Ummmh, no, they aren't!! Do not pass go, do not collect $200. The native net-gennials don't get the technology used in e-Learning. They get MySpace and FaceBook. They get IM and text messaging. However, they have very few technology skills that we expect them to use in e-Learning. Is that their problem, or ours?

Do academics need to bend a little and start using some of the tools that the net-gennials are accustomed to, or do the NNGs need to learn how to save an MS Word as an RTF file and upload that file into a drop-box even though they'll never again see something quite like that? Almost nothing in their technology-laden worlds are as structured, as inflexible, as "old-fashioned" as the current virtual learning environments into which we expect them to immerse themselves.

Let me repeat. Is this their problem, or ours?

(NOTE: Don't forget the new term:)

CC Flickr photo By D'Arcy Norman

Wednesday, November 07, 2007

Web 2.0 Inside D2L - ProtoPage Widgets

This video shows the use of Protopage inside Desire2Learn. Protopage is an easy to manage widget-driven website. Near the end of this less-than-5-minute video I state that using ProtoPage inside a VLE (virtual learning environment) might be a little glimpse of the future. It seems to me that any VLE would be more flexible, more customizable, more personable (think PLE or personal learning environment) with a widget-driven structure. Of course I could be wrong.

You can load your own background graphic, which I have done on the Protopage used for this particular D2L embed. You can change the color scheme. You can make it private, semi-private, or public. Anyone can move the widgets around but only someone logged in with editing rights can make permanent changes.

Here is the link to the video in (full-screen option available).

Tuesday, November 06, 2007

Online Tutoring Update

There was an increased usage of the SMARTHINKING online tutoring service at LSC as reported previously (two posts below). It turns out that about half of the increase (46 hours) comes from natural causes (due to the lack of a better phrase), and the other half of the increase (a little more actually) comes from two particular students who used a total of 58 hours between them (in one month!!).

Online Tutoring Hours - LSC -

In the first three of years of offering this service we imposed a limit of 10 hours per student per semester. There were only a few times when students reached that limit and tried to exceed it. In the fourth year we decided that the limit wasn't necessary since few people reached it, and it didn't seem like a big deal if they needed a few extra hours of tutoring help.

Obviously we didn't anticipate the situation where one student would use 39.5 hours of tutoring in a single month. Now we're taking steps to make sure that doesn't happen again. Live and learn.

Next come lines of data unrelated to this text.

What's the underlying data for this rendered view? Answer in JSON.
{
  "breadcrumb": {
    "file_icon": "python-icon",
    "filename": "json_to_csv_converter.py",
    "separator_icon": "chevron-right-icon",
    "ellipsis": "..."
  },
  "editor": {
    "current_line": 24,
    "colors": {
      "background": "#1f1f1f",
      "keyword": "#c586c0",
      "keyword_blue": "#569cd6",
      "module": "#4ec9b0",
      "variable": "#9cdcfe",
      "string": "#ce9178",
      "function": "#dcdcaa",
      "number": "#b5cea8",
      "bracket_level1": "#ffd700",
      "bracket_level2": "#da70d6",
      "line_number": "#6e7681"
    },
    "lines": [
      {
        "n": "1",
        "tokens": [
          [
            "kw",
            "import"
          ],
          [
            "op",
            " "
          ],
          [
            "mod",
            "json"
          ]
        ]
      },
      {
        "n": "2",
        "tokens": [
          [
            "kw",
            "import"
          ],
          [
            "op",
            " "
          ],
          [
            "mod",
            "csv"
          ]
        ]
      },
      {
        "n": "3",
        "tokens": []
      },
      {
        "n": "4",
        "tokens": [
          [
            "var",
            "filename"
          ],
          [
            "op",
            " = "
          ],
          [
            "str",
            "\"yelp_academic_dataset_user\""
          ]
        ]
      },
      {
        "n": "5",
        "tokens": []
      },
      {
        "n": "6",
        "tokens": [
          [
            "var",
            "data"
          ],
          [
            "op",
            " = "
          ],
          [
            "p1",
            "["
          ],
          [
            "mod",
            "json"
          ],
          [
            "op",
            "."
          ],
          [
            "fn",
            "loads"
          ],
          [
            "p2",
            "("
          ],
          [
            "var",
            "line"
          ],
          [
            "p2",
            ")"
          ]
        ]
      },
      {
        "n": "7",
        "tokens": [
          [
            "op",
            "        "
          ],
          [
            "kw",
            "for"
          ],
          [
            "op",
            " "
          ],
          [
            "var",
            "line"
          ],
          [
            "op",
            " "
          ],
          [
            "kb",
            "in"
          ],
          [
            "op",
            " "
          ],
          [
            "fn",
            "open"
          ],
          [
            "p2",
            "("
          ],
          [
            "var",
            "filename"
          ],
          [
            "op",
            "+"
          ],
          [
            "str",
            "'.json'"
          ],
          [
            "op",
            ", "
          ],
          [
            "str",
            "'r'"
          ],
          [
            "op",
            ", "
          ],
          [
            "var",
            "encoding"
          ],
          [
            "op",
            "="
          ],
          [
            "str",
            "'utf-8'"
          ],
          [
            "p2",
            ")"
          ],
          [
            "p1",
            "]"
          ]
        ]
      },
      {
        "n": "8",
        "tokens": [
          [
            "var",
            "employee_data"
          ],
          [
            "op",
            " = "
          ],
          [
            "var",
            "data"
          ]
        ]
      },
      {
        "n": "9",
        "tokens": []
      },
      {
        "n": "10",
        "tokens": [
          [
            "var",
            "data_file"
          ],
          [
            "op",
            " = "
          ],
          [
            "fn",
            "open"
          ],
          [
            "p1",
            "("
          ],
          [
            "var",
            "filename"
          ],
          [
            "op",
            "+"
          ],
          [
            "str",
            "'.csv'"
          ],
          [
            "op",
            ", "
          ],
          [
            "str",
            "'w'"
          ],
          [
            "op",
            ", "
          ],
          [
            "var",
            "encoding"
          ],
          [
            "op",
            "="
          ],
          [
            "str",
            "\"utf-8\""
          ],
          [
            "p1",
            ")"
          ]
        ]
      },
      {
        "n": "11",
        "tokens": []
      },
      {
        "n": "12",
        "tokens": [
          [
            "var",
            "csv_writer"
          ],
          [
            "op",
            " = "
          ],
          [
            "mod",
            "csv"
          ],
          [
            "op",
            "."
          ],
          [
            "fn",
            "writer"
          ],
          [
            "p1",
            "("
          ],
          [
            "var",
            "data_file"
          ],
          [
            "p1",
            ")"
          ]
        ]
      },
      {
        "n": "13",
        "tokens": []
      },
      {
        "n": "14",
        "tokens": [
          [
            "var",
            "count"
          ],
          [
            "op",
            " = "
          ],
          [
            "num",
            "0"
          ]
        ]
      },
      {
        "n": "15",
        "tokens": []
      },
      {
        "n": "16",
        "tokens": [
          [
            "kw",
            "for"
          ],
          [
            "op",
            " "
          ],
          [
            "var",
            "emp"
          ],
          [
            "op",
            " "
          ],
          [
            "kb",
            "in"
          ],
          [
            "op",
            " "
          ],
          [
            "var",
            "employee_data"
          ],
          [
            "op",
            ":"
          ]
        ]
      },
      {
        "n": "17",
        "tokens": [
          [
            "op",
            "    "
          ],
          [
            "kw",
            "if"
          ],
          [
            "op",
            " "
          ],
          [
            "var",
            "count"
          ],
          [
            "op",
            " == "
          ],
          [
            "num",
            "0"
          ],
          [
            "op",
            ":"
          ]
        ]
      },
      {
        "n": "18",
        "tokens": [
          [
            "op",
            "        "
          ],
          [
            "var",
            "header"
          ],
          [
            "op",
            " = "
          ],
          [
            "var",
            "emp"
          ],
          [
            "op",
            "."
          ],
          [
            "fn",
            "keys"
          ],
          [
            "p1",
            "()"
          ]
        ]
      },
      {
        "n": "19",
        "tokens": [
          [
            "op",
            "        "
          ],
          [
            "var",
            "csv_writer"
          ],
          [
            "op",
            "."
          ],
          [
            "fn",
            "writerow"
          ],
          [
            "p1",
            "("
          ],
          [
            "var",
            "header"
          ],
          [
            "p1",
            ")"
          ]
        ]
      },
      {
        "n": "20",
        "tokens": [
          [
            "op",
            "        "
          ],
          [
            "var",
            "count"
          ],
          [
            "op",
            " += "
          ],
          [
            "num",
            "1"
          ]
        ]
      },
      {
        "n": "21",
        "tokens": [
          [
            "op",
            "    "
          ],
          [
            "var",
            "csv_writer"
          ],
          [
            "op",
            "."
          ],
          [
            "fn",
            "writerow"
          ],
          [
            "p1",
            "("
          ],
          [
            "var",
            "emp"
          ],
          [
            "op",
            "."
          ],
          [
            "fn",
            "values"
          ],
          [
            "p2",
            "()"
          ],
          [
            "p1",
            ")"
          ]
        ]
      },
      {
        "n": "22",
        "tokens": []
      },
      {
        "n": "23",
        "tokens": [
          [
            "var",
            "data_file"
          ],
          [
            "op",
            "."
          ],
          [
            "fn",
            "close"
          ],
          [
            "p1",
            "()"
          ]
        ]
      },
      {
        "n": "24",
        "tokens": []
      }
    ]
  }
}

Monday, November 05, 2007

e-Learning 2008 Schedule is Out

Here's my next pitch about the ITC annual conference. e-Learning 2008 will be held in St. Pete Beach (small town, next to the big city of St. Petersburg) on February 16-19, 2008. No word yet on whether the wi-fi will extend all the way to the actual beach. However, they are promising a sunset every night.

ITC e-learning 2008 Conference Program

The schedule looks great. Compared to many other conferences that I go to, I've found the quality of the concurrent sessions at the ITC conferences to be better, pound-for-pound. There are 7 sessions to choose from at each time slot, not 30-35. Movers and shakers from most of the top PUBLIC e-learning schools are there and making presentations. I'm not saying that the private providers and the for-profit providers are not there at all, but this conference has a heavy dose of influence from state colleges and universities. That works for me.

CC photo by porkfork

Friday, November 02, 2007

Online Tutoring Usage

I'm a bit baffled about why our student usage of online tutoring hours has gone through the roof. This is our fifth year of providing free online tutoring services to students at Lake Superior College. I'm going to look at the usage to ensure that only LSC students are accessing the hours. As long as that is true, then apparently many more faculty members are encouraging the use of the SMARTHINKING service than in previous years. Sounds like a survey topic to me.

Online Tutoring Hours Used - LSC -